Wild Ice

By: Rachelle Vaughn


The only thing that caught JD’s attention was the name on the top of the page. “Teal Manor?”

“Yes. It’s not often you see a house with its own name, huh?”

It seemed kind of pretentious to him. “Did it used to be painted teal something?” he asked, looking at the beige painted stucco.

Joan consulted her notes and frowned. “I believe it’s named after the man who built the house.” In a flash, the bright smile was plastered back onto her face.

JD wondered if she smiled the same way at people who were looking at much less expensive homes. Probably not. This must be her million-dollar plus listing smile. Lucky me, JD thought.

Curiosity got the best of him and Mel climbed down from the vehicle to circle around the woman. His thick tail wagged so hard that it threatened to throw off his balance.

“Oh, I see you brought your dog,” Joan said nervously and sidestepped, nearly teetering over in the ridiculously high heels.

JD pretended to study the printout in his hand while Joan tried, rather unsuccessfully he observed, to pretend she wasn’t bothered by the big dog. She thwarted Mel’s boisterous advances and eventually the dog gave up. Mel didn’t seem too impressed by her anyway. He was still too sad. The Realtor wasn’t who he was expecting to see and he quickly lost interest. Disappointed, he plopped down on the gravel next to JD and rested his chin on his front paws. JD knew exactly how he felt.

“Well,” Joan said primly, grateful that the threat of the dog was over for now. She kept one eye on Mel and the other on JD. “There’s plenty of space out here to roam around.”

JD glanced up from the listing to survey the property surrounding the house. The wide open space would be good for Mel. He had a big enough backyard now at their house in Red Valley, but JD never took him for walks like he used to. He didn’t do any of the things he used to do. Everything was different now.

While JD admired the sprawling acreage, Joan launched into her spiel about the house and its impressive amenities. JD forced himself to pay attention.

“The house was built by a man for his fiancé,” she mentioned with a twinkle in her eye. “Very romantic, don’t you think?”

JD didn’t care if it was built by Frank Lloyd Wright himself, he just wanted to put some miles between him and Red Valley.

“Are you married, Mr. Mason?” Joan asked with another bat of her eyelashes.

His marital status was none of her business. He dodged her question like the seasoned hockey player he was and closed the door to his vehicle with a slam. The sound startled her and she took a step back, her ankles wobbly as they balanced in the heels.

“How many bedrooms does this place have?” he asked dryly. The printout plainly said five, but JD needed to get her focus off of him and onto the business at hand. Surely she didn’t behave this way with everyone, practically throwing herself at every potential buyer. It must be because of the possible commission on a property of this size.

Joan’s coy smile faded and was quickly replaced by a professional one. “Five,” she answered. “Well, let’s go inside and take a look,” she said with a huff.

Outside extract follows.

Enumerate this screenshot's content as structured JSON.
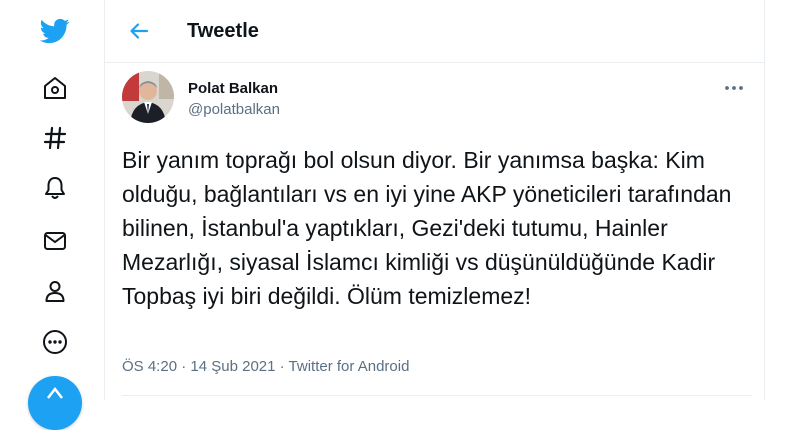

JD instructed Mel to stay and then he followed Joan up the stone path to the ornate front door. After fumbling with the lockbox, Joan finally opened the door and they both went inside.

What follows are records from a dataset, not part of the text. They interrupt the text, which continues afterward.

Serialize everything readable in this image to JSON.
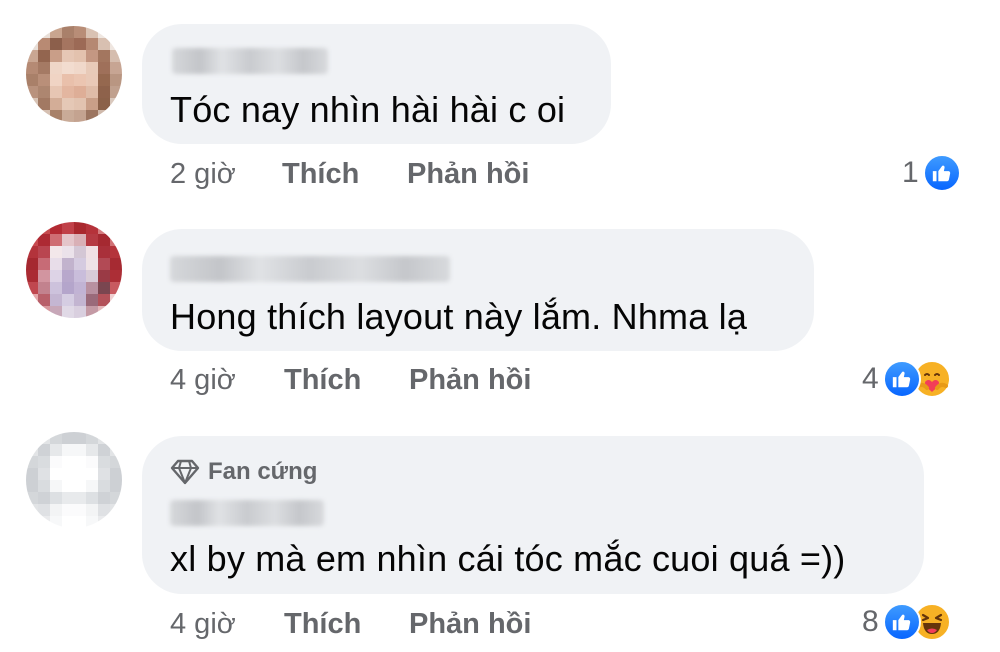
{
  "comments": [
    {
      "text": "Tóc nay nhìn hài hài c oi",
      "time": "2 giờ",
      "like_label": "Thích",
      "reply_label": "Phản hồi",
      "reaction_count": "1",
      "reactions": [
        "like-icon"
      ]
    },
    {
      "text": "Hong thích layout này lắm. Nhma lạ",
      "time": "4 giờ",
      "like_label": "Thích",
      "reply_label": "Phản hồi",
      "reaction_count": "4",
      "reactions": [
        "like-icon",
        "care-icon"
      ]
    },
    {
      "badge": "Fan cứng",
      "text": "xl by mà em nhìn cái tóc mắc cuoi quá =))",
      "time": "4 giờ",
      "like_label": "Thích",
      "reply_label": "Phản hồi",
      "reaction_count": "8",
      "reactions": [
        "like-icon",
        "haha-icon"
      ]
    }
  ],
  "colors": {
    "bubble": "#f0f2f5",
    "meta_text": "#65676b",
    "like_blue": "#0866ff",
    "emoji_yellow": "#f7b125"
  }
}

“As you can see, the house has been vacant for some time now,” Joan said, leading him from the entryway into the foyer. “It does come fully furnished, which is quite a find considering the quality of the pieces.”

JD looked around and was pleasantly surprised by the interior. Even though no one lived here, every surface sparkled and was free of dust. The warm paint colors and dark toned furniture appealed to him and he liked how the decor was manly and not frilly or feminine. He was no expert, but some of the antique furniture looked like priceless heirlooms.

“Why are they selling the place?” he asked with genuine curiosity.

Joan pursed her lips and ran a manicured fingertip over a Victorian fainting couch. “When the owner passed away, the house went to his estate and the family decided to put it on the market,” she answered sadly. “It’s somewhat of a shame. A place like this should be passed on through the generations.”

JD shrugged. It was their loss.

“And there’s a fireplace in virtually every room,” Joan boasted. She looked at JD, waiting for him to respond, but he avoided eye contact and scanned the room. Joan pursed her lips and continued with the tour. “To the left is the living room and to the right is the formal dining room. As we move into the kitchen, you’ll notice the custom cherry wood cabinets, stainless steel appliances and granite countertops.”

The six-burner range and double oven seemed a little excessive to JD, but someone who entertained regularly would probably appreciate the extra details and appliances. Needless to say, he wouldn’t be doing any entertaining—now or in the foreseeable future.

He looked through the glass doors leading out onto the patio. There really wasn’t anyone around for miles. Just grasslands, birds, and a sky that stretched on forever. Beyond an empty field, a row of birch trees ran along what he assumed was the property line. Beyond the trees were acres of grasslands and mudflats. Flocks of geese swarmed the sky, their staggering numbers reminiscent of a horror film.